Sun Belt Dominates Healthy Multifamily Markets

Sun Belt multifamily markets including Las Vegas, Dallas and Miami are particularly well positioned for the year ahead, said a new report from Arbor Realty Trust and Chandan Economics.

The report, 2021 Top Markets for Large Multifamily Investment, said work from home resiliency and a recovering tourism industry propelled Las Vegas to the top among large U.S. multifamily markets.

“As a region, the Sun Belt generally ranked well across the matrix factors measured despite experiencing higher COVID-19 case counts per capital,” the report said. In addition, four Florida metros jumped significantly in the rankings, “reflecting the state’s continued strong labor market performance despite pandemic disruptions.”

The report noted the ongoing pandemic has dominated the market-level investment narrative since mid-2020. “However, national and local economies have learned to cope with the pandemic more effectively and its impacts are less disruptive,” it said. “Moving into 2022 and beyond, fundamentals of supply and demand along with traditional considerations of labor growth and productivity, residential affordability and the attractiveness of markets to new businesses and residents will take center stage.”

One COVID-19 side effect could affect large multifamily markets, particularly coastal gateway markets: the work-from-home movement. “As employers call workers back to the office and commute times become relevant once again, the demand for apartments in coastal gateway markets will continue to recover,” the report said. “However, if work-from-home policies become permanent within companies, these markets would likely be negatively impacted.”

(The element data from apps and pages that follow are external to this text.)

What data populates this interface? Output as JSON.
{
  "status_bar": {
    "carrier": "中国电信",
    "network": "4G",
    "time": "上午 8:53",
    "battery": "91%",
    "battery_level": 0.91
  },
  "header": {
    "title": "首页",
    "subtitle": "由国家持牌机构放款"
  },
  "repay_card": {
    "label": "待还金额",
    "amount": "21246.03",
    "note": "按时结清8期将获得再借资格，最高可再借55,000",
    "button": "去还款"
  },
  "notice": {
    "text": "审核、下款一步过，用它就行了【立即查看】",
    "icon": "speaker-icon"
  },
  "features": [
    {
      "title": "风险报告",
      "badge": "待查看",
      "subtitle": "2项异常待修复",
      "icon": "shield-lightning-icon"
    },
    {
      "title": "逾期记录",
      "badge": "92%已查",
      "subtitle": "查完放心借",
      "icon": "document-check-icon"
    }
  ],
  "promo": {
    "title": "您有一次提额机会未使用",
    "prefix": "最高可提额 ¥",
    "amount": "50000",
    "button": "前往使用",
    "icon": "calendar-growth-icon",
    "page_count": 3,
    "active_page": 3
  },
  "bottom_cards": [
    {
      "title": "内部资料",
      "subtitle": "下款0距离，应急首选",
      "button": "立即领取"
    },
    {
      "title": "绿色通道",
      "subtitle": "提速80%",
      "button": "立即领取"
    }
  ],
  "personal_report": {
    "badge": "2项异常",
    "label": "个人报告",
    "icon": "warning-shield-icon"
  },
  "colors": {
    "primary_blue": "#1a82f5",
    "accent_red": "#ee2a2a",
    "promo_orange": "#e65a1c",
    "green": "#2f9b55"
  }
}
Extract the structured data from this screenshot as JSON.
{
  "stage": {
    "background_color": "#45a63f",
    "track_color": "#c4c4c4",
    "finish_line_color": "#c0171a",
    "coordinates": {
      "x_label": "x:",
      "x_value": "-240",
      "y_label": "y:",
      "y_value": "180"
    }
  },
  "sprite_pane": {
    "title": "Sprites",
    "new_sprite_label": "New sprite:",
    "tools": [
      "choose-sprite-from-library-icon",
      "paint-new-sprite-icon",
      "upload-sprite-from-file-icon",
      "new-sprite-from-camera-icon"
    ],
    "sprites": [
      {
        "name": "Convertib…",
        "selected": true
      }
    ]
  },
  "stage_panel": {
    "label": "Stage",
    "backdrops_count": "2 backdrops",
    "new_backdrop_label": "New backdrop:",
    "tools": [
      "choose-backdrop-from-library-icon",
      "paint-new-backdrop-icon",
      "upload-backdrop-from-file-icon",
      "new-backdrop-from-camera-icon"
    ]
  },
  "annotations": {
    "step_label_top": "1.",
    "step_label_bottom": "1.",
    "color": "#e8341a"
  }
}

But a potential boost for coastal gateway markets does not mean the Sun Belt’s growth will reverse, the report said. “Sun Belt markets will remain attractive and continue to grow due to their relative affordability and appeal to renters with the means and flexibility to relocate. However, the growth rate across these smaller markets will likely return to a more normal pace.”